**TASK TO CARRY OUT:**
Your answer should be the complete data, copied exactly.

***** MATERIAL FOR THIS TASK *****

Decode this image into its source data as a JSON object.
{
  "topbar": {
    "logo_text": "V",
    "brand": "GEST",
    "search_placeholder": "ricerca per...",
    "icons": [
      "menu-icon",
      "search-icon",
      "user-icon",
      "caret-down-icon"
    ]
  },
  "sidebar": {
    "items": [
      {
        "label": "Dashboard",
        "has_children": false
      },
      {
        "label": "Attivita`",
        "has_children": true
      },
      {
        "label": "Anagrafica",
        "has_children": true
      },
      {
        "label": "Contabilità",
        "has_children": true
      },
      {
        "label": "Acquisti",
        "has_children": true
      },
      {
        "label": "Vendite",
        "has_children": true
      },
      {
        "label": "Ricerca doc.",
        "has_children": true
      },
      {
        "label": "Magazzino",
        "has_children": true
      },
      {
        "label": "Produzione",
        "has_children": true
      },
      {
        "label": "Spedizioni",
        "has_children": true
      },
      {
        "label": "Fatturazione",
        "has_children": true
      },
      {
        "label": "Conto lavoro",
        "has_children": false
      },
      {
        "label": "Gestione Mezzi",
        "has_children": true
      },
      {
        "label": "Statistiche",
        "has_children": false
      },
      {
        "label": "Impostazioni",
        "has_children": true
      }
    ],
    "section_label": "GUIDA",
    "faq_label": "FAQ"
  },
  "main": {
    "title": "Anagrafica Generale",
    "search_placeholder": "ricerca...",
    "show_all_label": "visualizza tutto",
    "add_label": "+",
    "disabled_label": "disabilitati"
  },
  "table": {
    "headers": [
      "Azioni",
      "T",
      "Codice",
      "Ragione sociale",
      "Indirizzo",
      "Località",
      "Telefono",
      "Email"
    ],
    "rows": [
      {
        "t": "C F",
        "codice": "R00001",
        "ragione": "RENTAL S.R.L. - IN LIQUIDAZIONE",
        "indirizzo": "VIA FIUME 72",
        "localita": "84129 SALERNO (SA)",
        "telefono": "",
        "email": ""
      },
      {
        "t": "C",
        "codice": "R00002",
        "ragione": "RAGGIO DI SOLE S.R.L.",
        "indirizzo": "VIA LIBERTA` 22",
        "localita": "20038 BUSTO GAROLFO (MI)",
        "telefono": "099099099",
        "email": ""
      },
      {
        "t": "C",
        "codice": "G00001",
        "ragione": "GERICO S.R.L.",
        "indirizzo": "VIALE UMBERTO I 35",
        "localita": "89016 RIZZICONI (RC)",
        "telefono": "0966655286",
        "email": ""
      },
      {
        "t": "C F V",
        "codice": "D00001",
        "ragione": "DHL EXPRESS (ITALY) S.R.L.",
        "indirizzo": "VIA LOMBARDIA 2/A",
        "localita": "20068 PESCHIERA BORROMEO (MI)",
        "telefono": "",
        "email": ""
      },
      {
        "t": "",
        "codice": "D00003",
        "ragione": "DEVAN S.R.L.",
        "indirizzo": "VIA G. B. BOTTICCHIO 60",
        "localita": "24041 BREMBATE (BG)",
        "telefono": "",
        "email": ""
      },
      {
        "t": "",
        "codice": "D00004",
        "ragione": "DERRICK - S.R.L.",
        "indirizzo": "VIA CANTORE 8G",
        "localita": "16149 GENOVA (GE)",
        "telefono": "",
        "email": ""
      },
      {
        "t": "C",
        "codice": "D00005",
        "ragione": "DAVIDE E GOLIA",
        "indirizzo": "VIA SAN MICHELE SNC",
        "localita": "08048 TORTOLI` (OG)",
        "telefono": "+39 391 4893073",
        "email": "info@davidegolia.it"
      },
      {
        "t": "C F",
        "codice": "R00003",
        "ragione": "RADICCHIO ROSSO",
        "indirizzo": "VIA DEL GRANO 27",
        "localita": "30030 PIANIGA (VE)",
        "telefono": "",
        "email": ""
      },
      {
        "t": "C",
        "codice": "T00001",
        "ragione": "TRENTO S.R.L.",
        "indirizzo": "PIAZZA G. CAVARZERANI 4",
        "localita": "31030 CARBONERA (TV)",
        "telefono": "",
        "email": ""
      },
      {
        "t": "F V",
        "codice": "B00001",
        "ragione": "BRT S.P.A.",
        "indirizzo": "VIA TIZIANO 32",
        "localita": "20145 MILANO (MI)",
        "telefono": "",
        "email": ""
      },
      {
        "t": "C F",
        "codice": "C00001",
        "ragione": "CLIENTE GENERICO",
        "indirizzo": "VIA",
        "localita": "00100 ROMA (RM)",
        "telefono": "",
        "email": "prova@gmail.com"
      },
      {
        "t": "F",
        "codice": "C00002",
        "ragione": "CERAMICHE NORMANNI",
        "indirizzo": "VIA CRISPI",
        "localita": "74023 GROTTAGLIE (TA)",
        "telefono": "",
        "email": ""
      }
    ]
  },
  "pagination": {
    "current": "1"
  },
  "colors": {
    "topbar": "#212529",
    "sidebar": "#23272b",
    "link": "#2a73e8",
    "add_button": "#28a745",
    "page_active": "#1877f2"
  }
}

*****

**RESULT FOR THIS TASK:**
Decode this image into its source data as a JSON object.
{
  "topbar": {
    "logo_text": "V",
    "brand": "GEST",
    "search_placeholder": "ricerca per...",
    "icons": [
      "menu-icon",
      "search-icon",
      "user-icon",
      "caret-down-icon"
    ]
  },
  "sidebar": {
    "items": [
      {
        "label": "Dashboard",
        "has_children": false
      },
      {
        "label": "Attivita`",
        "has_children": true
      },
      {
        "label": "Anagrafica",
        "has_children": true
      },
      {
        "label": "Contabilità",
        "has_children": true
      },
      {
        "label": "Acquisti",
        "has_children": true
      },
      {
        "label": "Vendite",
        "has_children": true
      },
      {
        "label": "Ricerca doc.",
        "has_children": true
      },
      {
        "label": "Magazzino",
        "has_children": true
      },
      {
        "label": "Produzione",
        "has_children": true
      },
      {
        "label": "Spedizioni",
        "has_children": true
      },
      {
        "label": "Fatturazione",
        "has_children": true
      },
      {
        "label": "Conto lavoro",
        "has_children": false
      },
      {
        "label": "Gestione Mezzi",
        "has_children": true
      },
      {
        "label": "Statistiche",
        "has_children": false
      },
      {
        "label": "Impostazioni",
        "has_children": true
      }
    ],
    "section_label": "GUIDA",
    "faq_label": "FAQ"
  },
  "main": {
    "title": "Anagrafica Generale",
    "search_placeholder": "ricerca...",
    "show_all_label": "visualizza tutto",
    "add_label": "+",
    "disabled_label": "disabilitati"
  },
  "table": {
    "headers": [
      "Azioni",
      "T",
      "Codice",
      "Ragione sociale",
      "Indirizzo",
      "Località",
      "Telefono",
      "Email"
    ],
    "rows": [
      {
        "t": "C F",
        "codice": "R00001",
        "ragione": "RENTAL S.R.L. - IN LIQUIDAZIONE",
        "indirizzo": "VIA FIUME 72",
        "localita": "84129 SALERNO (SA)",
        "telefono": "",
        "email": ""
      },
      {
        "t": "C",
        "codice": "R00002",
        "ragione": "RAGGIO DI SOLE S.R.L.",
        "indirizzo": "VIA LIBERTA` 22",
        "localita": "20038 BUSTO GAROLFO (MI)",
        "telefono": "099099099",
        "email": ""
      },
      {
        "t": "C",
        "codice": "G00001",
        "ragione": "GERICO S.R.L.",
        "indirizzo": "VIALE UMBERTO I 35",
        "localita": "89016 RIZZICONI (RC)",
        "telefono": "0966655286",
        "email": ""
      },
      {
        "t": "C F V",
        "codice": "D00001",
        "ragione": "DHL EXPRESS (ITALY) S.R.L.",
        "indirizzo": "VIA LOMBARDIA 2/A",
        "localita": "20068 PESCHIERA BORROMEO (MI)",
        "telefono": "",
        "email": ""
      },
      {
        "t": "",
        "codice": "D00003",
        "ragione": "DEVAN S.R.L.",
        "indirizzo": "VIA G. B. BOTTICCHIO 60",
        "localita": "24041 BREMBATE (BG)",
        "telefono": "",
        "email": ""
      },
      {
        "t": "",
        "codice": "D00004",
        "ragione": "DERRICK - S.R.L.",
        "indirizzo": "VIA CANTORE 8G",
        "localita": "16149 GENOVA (GE)",
        "telefono": "",
        "email": ""
      },
      {
        "t": "C",
        "codice": "D00005",
        "ragione": "DAVIDE E GOLIA",
        "indirizzo": "VIA SAN MICHELE SNC",
        "localita": "08048 TORTOLI` (OG)",
        "telefono": "+39 391 4893073",
        "email": "info@davidegolia.it"
      },
      {
        "t": "C F",
        "codice": "R00003",
        "ragione": "RADICCHIO ROSSO",
        "indirizzo": "VIA DEL GRANO 27",
        "localita": "30030 PIANIGA (VE)",
        "telefono": "",
        "email": ""
      },
      {
        "t": "C",
        "codice": "T00001",
        "ragione": "TRENTO S.R.L.",
        "indirizzo": "PIAZZA G. CAVARZERANI 4",
        "localita": "31030 CARBONERA (TV)",
        "telefono": "",
        "email": ""
      },
      {
        "t": "F V",
        "codice": "B00001",
        "ragione": "BRT S.P.A.",
        "indirizzo": "VIA TIZIANO 32",
        "localita": "20145 MILANO (MI)",
        "telefono": "",
        "email": ""
      },
      {
        "t": "C F",
        "codice": "C00001",
        "ragione": "CLIENTE GENERICO",
        "indirizzo": "VIA",
        "localita": "00100 ROMA (RM)",
        "telefono": "",
        "email": "prova@gmail.com"
      },
      {
        "t": "F",
        "codice": "C00002",
        "ragione": "CERAMICHE NORMANNI",
        "indirizzo": "VIA CRISPI",
        "localita": "74023 GROTTAGLIE (TA)",
        "telefono": "",
        "email": ""
      }
    ]
  },
  "pagination": {
    "current": "1"
  },
  "colors": {
    "topbar": "#212529",
    "sidebar": "#23272b",
    "link": "#2a73e8",
    "add_button": "#28a745",
    "page_active": "#1877f2"
  }
}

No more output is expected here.